● Material shown:

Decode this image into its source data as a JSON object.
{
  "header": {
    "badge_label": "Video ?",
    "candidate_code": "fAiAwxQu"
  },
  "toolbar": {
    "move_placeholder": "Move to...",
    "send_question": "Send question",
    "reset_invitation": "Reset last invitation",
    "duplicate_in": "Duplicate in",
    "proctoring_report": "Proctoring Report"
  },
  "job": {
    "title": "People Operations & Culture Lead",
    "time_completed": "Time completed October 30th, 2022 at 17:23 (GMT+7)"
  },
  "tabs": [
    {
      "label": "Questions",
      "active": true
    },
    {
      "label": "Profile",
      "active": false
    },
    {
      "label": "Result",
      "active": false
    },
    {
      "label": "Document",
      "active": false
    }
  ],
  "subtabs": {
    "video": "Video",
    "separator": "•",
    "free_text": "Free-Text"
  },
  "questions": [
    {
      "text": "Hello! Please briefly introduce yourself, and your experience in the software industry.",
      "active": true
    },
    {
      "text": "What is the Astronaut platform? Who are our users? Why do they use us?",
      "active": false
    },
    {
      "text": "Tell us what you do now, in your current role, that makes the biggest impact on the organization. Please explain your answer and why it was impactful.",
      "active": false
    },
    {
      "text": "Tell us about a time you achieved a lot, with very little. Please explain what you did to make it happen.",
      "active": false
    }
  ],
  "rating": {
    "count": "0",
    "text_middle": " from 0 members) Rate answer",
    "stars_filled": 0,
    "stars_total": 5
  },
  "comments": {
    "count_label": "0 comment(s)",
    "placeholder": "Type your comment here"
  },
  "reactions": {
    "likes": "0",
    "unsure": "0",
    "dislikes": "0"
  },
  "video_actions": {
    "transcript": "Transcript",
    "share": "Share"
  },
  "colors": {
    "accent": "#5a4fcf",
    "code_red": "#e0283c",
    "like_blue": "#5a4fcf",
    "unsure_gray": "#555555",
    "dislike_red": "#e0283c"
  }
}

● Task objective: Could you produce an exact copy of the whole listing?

● Response for this exercise:
Decode this image into its source data as a JSON object.
{
  "header": {
    "badge_label": "Video ?",
    "candidate_code": "fAiAwxQu"
  },
  "toolbar": {
    "move_placeholder": "Move to...",
    "send_question": "Send question",
    "reset_invitation": "Reset last invitation",
    "duplicate_in": "Duplicate in",
    "proctoring_report": "Proctoring Report"
  },
  "job": {
    "title": "People Operations & Culture Lead",
    "time_completed": "Time completed October 30th, 2022 at 17:23 (GMT+7)"
  },
  "tabs": [
    {
      "label": "Questions",
      "active": true
    },
    {
      "label": "Profile",
      "active": false
    },
    {
      "label": "Result",
      "active": false
    },
    {
      "label": "Document",
      "active": false
    }
  ],
  "subtabs": {
    "video": "Video",
    "separator": "•",
    "free_text": "Free-Text"
  },
  "questions": [
    {
      "text": "Hello! Please briefly introduce yourself, and your experience in the software industry.",
      "active": true
    },
    {
      "text": "What is the Astronaut platform? Who are our users? Why do they use us?",
      "active": false
    },
    {
      "text": "Tell us what you do now, in your current role, that makes the biggest impact on the organization. Please explain your answer and why it was impactful.",
      "active": false
    },
    {
      "text": "Tell us about a time you achieved a lot, with very little. Please explain what you did to make it happen.",
      "active": false
    }
  ],
  "rating": {
    "count": "0",
    "text_middle": " from 0 members) Rate answer",
    "stars_filled": 0,
    "stars_total": 5
  },
  "comments": {
    "count_label": "0 comment(s)",
    "placeholder": "Type your comment here"
  },
  "reactions": {
    "likes": "0",
    "unsure": "0",
    "dislikes": "0"
  },
  "video_actions": {
    "transcript": "Transcript",
    "share": "Share"
  },
  "colors": {
    "accent": "#5a4fcf",
    "code_red": "#e0283c",
    "like_blue": "#5a4fcf",
    "unsure_gray": "#555555",
    "dislike_red": "#e0283c"
  }
}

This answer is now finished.